username

password

DNA Legal1 Garden CourtHarcourt ChambersCoram Chambersimage of 4 Paper Buildings logoGarden CourtHind Courtsite by Zehuti

J (A Child) [2005] UKHL 40

Court of Appeal decision overturned by the House of Lords concerning the summary return of a child to a non-Hague Convention country.

Re J (A Child) [2005] UKHL 40
House of Lords: Lord Nicholls of Birkenhead, Lord Hoffmann, Lord Walker of Gestingthorpe, Baroness Hale of Richmond and Lord Brown of Eaton-under-Heywood (16 June 2005)

Summary
Court of Appeal decision overturned by the House of Lords concerning the summary return of a child to a non-Hague Convention country.

Background
These proceedings concerned a boy, born in April 2000 in the United States (for medical reasons), who had US, UK and Saudi citizenship. His mother was born in the UK to Iraqi Kurdish parents who had come here as refugees, and his father was a Saudi citizen. The mother and father were legally married in Saudi Arabia according to Shariah law in December 1998. Marital difficulties arose in 2001 and, in May 2003, the mother petitioned for divorce in London. The father applied for a specific issue order under section 8 of the Children Act 1989 for the summary return of the boy to Saudi Arabia; he accepted that the marriage was at an end and that the child should continue in his mother's care, but he wanted them both to return to live in Saudi Arabia. The mother applied for a residence order on the basis that she wanted to remain in the UK and, since she was the boy's natural carer, he should stay with her.

The principal issue for the judge at first instance was whether he should direct the summary return of the boy to Saudi Arabia: he regarded the decision as a difficult one and, on balance, had it not been for one factor, he would have found it in the boy's best interests to be returned to Saudi Arabia; however, he had heard evidence that the father had raised and then withdrawn allegations about the mother's association with another man, and he had heard expert evidence about the effect of such allegations in Saudi Arabian Shariah law. Accordingly, he declined to order the summary return of the boy to Saudi Arabia, and made a residence order in favour of the mother with reasonable contact to the father.
On appeal by the father, the Court of Appeal had held ([2004] EWCA Civ 417) that the judge's 'impeccable direction' on the applicable legal principles could not be criticised; nevertheless, they allowed the father's appeal on the basis that the judge had 'elevated this specific anxiety above a level that the evidence justified'.

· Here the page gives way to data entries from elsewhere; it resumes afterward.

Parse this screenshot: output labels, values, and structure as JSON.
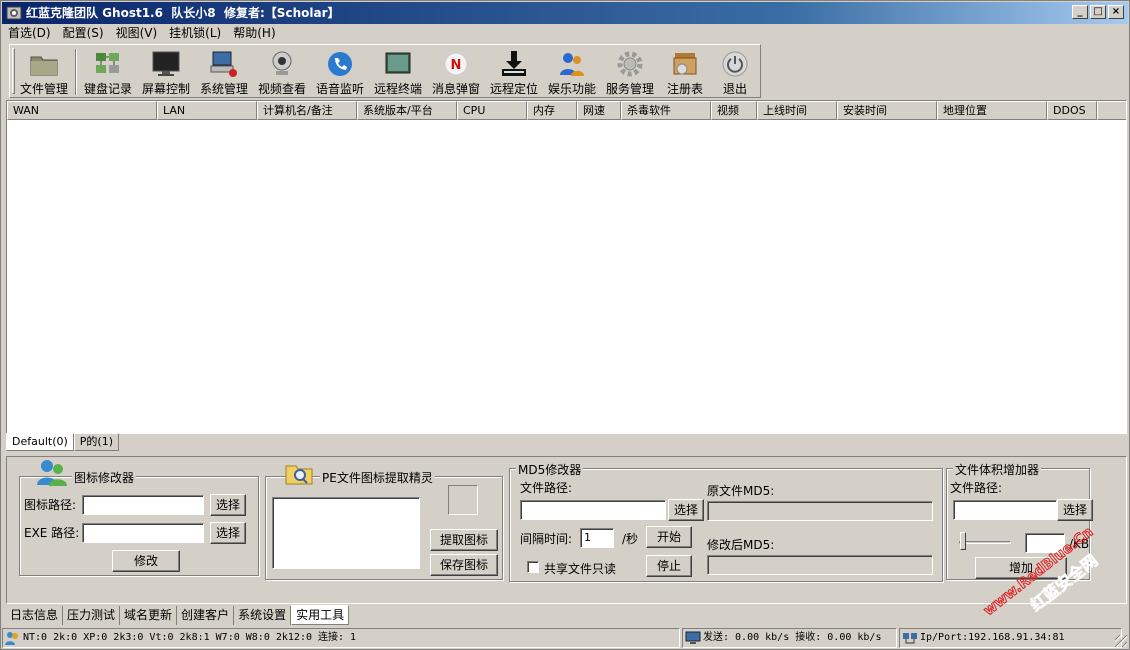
{
  "window": {
    "title": "红蓝克隆团队 Ghost1.6  队长小8  修复者:【Scholar】",
    "controls": {
      "minimize": "_",
      "maximize": "□",
      "close": "×"
    }
  },
  "menu": [
    "首选(D)",
    "配置(S)",
    "视图(V)",
    "挂机锁(L)",
    "帮助(H)"
  ],
  "toolbar": {
    "items": [
      {
        "label": "文件管理",
        "icon": "folder-icon"
      },
      {
        "label": "键盘记录",
        "icon": "keyboard-icon"
      },
      {
        "label": "屏幕控制",
        "icon": "monitor-icon"
      },
      {
        "label": "系统管理",
        "icon": "computer-icon"
      },
      {
        "label": "视频查看",
        "icon": "webcam-icon"
      },
      {
        "label": "语音监听",
        "icon": "phone-icon"
      },
      {
        "label": "远程终端",
        "icon": "terminal-icon"
      },
      {
        "label": "消息弹窗",
        "icon": "message-icon"
      },
      {
        "label": "远程定位",
        "icon": "download-icon"
      },
      {
        "label": "娱乐功能",
        "icon": "people-icon"
      },
      {
        "label": "服务管理",
        "icon": "gear-icon"
      },
      {
        "label": "注册表",
        "icon": "registry-icon"
      },
      {
        "label": "退出",
        "icon": "power-icon"
      }
    ]
  },
  "list": {
    "columns": [
      "WAN",
      "LAN",
      "计算机名/备注",
      "系统版本/平台",
      "CPU",
      "内存",
      "网速",
      "杀毒软件",
      "视频",
      "上线时间",
      "安装时间",
      "地理位置",
      "DDOS"
    ]
  },
  "groups": [
    "Default(0)",
    "P的(1)"
  ],
  "icon_modifier": {
    "title": "图标修改器",
    "icon_path_label": "图标路径:",
    "exe_path_label": "EXE 路径:",
    "select1": "选择",
    "select2": "选择",
    "modify": "修改"
  },
  "pe_extractor": {
    "title": "PE文件图标提取精灵",
    "extract": "提取图标",
    "save": "保存图标"
  },
  "md5": {
    "title": "MD5修改器",
    "file_path_label": "文件路径:",
    "select": "选择",
    "orig_label": "原文件MD5:",
    "interval_label": "间隔时间:",
    "interval_value": "1",
    "per_sec": "/秒",
    "start": "开始",
    "modified_label": "修改后MD5:",
    "shared_readonly": "共享文件只读",
    "stop": "停止"
  },
  "size_increaser": {
    "title": "文件体积增加器",
    "file_path_label": "文件路径:",
    "select": "选择",
    "unit": "/KB",
    "add": "增加"
  },
  "bottom_tabs": [
    "日志信息",
    "压力测试",
    "域名更新",
    "创建客户",
    "系统设置",
    "实用工具"
  ],
  "status": {
    "os_counts": "NT:0 2k:0 XP:0 2k3:0 Vt:0 2k8:1 W7:0 W8:0 2k12:0  连接: 1",
    "traffic": "发送: 0.00 kb/s 接收: 0.00 kb/s",
    "ip_port": "Ip/Port:192.168.91.34:81"
  },
  "watermark": {
    "line1": "www.RedBlue.Cn",
    "line2": "红蓝安全网"
  },
  "colors": {
    "title_start": "#0a246a",
    "title_end": "#a6caf0",
    "watermark": "#e02020"
  }
}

The issue of principle to be decided by the House of Lords was the proper approach to applications for the summary return of children to countries which were not parties to the Hague Convention on the Civil Aspects of International Child Abduction. Furthermore, this case was another example of intervention by the Court of Appeal in the exercise of discretion by a trial judge despite the fact that he had, in the view of the appeal court, properly directed himself on the law.

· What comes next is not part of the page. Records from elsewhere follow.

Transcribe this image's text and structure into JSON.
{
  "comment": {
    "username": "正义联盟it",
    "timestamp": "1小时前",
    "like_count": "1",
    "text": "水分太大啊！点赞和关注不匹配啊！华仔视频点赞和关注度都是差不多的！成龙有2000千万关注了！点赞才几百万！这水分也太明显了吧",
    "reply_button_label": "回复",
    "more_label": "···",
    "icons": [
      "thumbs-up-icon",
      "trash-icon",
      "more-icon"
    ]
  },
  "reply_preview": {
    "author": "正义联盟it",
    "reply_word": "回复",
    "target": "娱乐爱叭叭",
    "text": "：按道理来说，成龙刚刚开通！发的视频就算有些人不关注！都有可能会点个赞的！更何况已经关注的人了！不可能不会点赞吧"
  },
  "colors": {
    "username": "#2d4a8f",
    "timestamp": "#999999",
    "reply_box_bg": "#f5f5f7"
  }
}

Their Lordships considered competing views on the issue expressed in previous Court of Appeal decisions: on the one hand, in Re JA (Child Abduction: Non-Convention Country) [1998] 1 FLR 231, where the court expected that the foreign system of law would be broadly comparable to that in the UK; and, on the other, in Osman v Elasha [2000] Fam 62, where the court assumed that it would be in the child's best interests to return to his home country even if its system of family law was very different from that in the UK.

They examined at length the fundamental principles, and the relevant authorities, relating to this issue: (1) any court which is determining a question with respect to the upbringing of a child has a statutory duty to regard the welfare of the child as its paramount consideration; (2) the application of the welfare principle may be specifically excluded by statute, eg the Child Abduction and Custody Act 1985; and (3) the court has power, in accordance with the welfare principle, to order the immediate return of a child to a foreign jurisdiction without conducting a full investigation of the merits.

Finally, they considered the human rights implications of unchallenged evidence that had been before the trial judge that the law in Saudi Arabia treated fathers and mothers differently and, in significant respects, the mother was in a less favourable position than the father. While Articles 8 and 14 of the European Convention on Human Rights had little application or effect in this case, the possible impact of Article 20 of the Hague Convention was relevant.

Judgment
Held, allowing the appeal and restoring the orders made by the trial judge, that the Court of Appeal had been wrong to interfere with the exercise of the trial judge's discretion. Also, the approach adopted in Re JA [1998] 1 FLR 231 was to be preferred to that in Osman v Elasha [2000] Fam 62: it was, along with everything else, a factor to be weighed in the balance in deciding whether summary return to Saudi Arabia was in the boy's best interests.

Read the full text of the judgment here